*PROBLEM TO WORK ON:*
Your response should consist of the full data, set down exactly.

(MATERIAL PROVIDED begins)

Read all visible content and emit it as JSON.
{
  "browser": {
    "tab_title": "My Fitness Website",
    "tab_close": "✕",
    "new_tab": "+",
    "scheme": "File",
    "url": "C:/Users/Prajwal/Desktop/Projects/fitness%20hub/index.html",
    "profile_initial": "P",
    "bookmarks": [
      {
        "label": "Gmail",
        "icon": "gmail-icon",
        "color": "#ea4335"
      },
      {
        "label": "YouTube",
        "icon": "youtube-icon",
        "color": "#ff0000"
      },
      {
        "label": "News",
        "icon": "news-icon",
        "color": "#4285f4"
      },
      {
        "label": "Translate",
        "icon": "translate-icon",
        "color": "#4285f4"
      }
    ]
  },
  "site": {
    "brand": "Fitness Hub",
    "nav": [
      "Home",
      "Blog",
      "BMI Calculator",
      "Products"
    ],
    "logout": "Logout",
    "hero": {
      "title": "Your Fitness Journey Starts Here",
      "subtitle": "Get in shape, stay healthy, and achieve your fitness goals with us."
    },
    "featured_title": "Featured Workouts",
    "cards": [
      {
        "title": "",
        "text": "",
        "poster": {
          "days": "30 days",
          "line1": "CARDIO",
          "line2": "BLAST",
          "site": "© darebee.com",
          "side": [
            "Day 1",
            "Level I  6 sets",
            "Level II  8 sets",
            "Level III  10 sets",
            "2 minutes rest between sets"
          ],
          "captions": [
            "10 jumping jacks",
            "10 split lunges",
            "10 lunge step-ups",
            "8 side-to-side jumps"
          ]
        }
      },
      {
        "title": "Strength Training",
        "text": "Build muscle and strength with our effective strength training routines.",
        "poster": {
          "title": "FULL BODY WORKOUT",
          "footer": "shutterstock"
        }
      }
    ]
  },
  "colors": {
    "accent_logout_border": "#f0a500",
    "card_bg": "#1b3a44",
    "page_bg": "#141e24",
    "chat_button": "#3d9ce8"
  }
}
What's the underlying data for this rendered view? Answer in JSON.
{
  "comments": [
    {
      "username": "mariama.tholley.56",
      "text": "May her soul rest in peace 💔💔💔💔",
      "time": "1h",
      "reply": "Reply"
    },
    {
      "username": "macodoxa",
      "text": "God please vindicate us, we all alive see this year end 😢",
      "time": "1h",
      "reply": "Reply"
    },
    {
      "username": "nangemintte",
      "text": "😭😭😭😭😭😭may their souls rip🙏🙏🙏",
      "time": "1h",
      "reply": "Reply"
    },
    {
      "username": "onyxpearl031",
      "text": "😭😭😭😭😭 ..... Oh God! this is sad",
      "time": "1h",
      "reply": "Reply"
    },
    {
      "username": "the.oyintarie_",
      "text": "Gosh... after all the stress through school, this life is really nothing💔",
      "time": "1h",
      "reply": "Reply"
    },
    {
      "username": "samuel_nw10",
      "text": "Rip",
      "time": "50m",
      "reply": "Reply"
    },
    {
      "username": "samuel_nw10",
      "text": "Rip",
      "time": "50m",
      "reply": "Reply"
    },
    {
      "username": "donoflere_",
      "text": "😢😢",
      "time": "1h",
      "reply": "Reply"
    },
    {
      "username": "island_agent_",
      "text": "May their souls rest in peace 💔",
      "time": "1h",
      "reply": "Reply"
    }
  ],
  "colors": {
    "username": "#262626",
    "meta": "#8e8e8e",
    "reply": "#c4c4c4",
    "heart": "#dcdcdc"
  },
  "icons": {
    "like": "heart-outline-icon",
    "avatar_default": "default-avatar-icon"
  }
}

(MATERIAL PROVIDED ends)

*ANSWER AREA:*
Read all visible content and emit it as JSON.
{
  "browser": {
    "tab_title": "My Fitness Website",
    "tab_close": "✕",
    "new_tab": "+",
    "scheme": "File",
    "url": "C:/Users/Prajwal/Desktop/Projects/fitness%20hub/index.html",
    "profile_initial": "P",
    "bookmarks": [
      {
        "label": "Gmail",
        "icon": "gmail-icon",
        "color": "#ea4335"
      },
      {
        "label": "YouTube",
        "icon": "youtube-icon",
        "color": "#ff0000"
      },
      {
        "label": "News",
        "icon": "news-icon",
        "color": "#4285f4"
      },
      {
        "label": "Translate",
        "icon": "translate-icon",
        "color": "#4285f4"
      }
    ]
  },
  "site": {
    "brand": "Fitness Hub",
    "nav": [
      "Home",
      "Blog",
      "BMI Calculator",
      "Products"
    ],
    "logout": "Logout",
    "hero": {
      "title": "Your Fitness Journey Starts Here",
      "subtitle": "Get in shape, stay healthy, and achieve your fitness goals with us."
    },
    "featured_title": "Featured Workouts",
    "cards": [
      {
        "title": "",
        "text": "",
        "poster": {
          "days": "30 days",
          "line1": "CARDIO",
          "line2": "BLAST",
          "site": "© darebee.com",
          "side": [
            "Day 1",
            "Level I  6 sets",
            "Level II  8 sets",
            "Level III  10 sets",
            "2 minutes rest between sets"
          ],
          "captions": [
            "10 jumping jacks",
            "10 split lunges",
            "10 lunge step-ups",
            "8 side-to-side jumps"
          ]
        }
      },
      {
        "title": "Strength Training",
        "text": "Build muscle and strength with our effective strength training routines.",
        "poster": {
          "title": "FULL BODY WORKOUT",
          "footer": "shutterstock"
        }
      }
    ]
  },
  "colors": {
    "accent_logout_border": "#f0a500",
    "card_bg": "#1b3a44",
    "page_bg": "#141e24",
    "chat_button": "#3d9ce8"
  }
}
What's the underlying data for this rendered view? Answer in JSON.
{
  "comments": [
    {
      "username": "mariama.tholley.56",
      "text": "May her soul rest in peace 💔💔💔💔",
      "time": "1h",
      "reply": "Reply"
    },
    {
      "username": "macodoxa",
      "text": "God please vindicate us, we all alive see this year end 😢",
      "time": "1h",
      "reply": "Reply"
    },
    {
      "username": "nangemintte",
      "text": "😭😭😭😭😭😭may their souls rip🙏🙏🙏",
      "time": "1h",
      "reply": "Reply"
    },
    {
      "username": "onyxpearl031",
      "text": "😭😭😭😭😭 ..... Oh God! this is sad",
      "time": "1h",
      "reply": "Reply"
    },
    {
      "username": "the.oyintarie_",
      "text": "Gosh... after all the stress through school, this life is really nothing💔",
      "time": "1h",
      "reply": "Reply"
    },
    {
      "username": "samuel_nw10",
      "text": "Rip",
      "time": "50m",
      "reply": "Reply"
    },
    {
      "username": "samuel_nw10",
      "text": "Rip",
      "time": "50m",
      "reply": "Reply"
    },
    {
      "username": "donoflere_",
      "text": "😢😢",
      "time": "1h",
      "reply": "Reply"
    },
    {
      "username": "island_agent_",
      "text": "May their souls rest in peace 💔",
      "time": "1h",
      "reply": "Reply"
    }
  ],
  "colors": {
    "username": "#262626",
    "meta": "#8e8e8e",
    "reply": "#c4c4c4",
    "heart": "#dcdcdc"
  },
  "icons": {
    "like": "heart-outline-icon",
    "avatar_default": "default-avatar-icon"
  }
}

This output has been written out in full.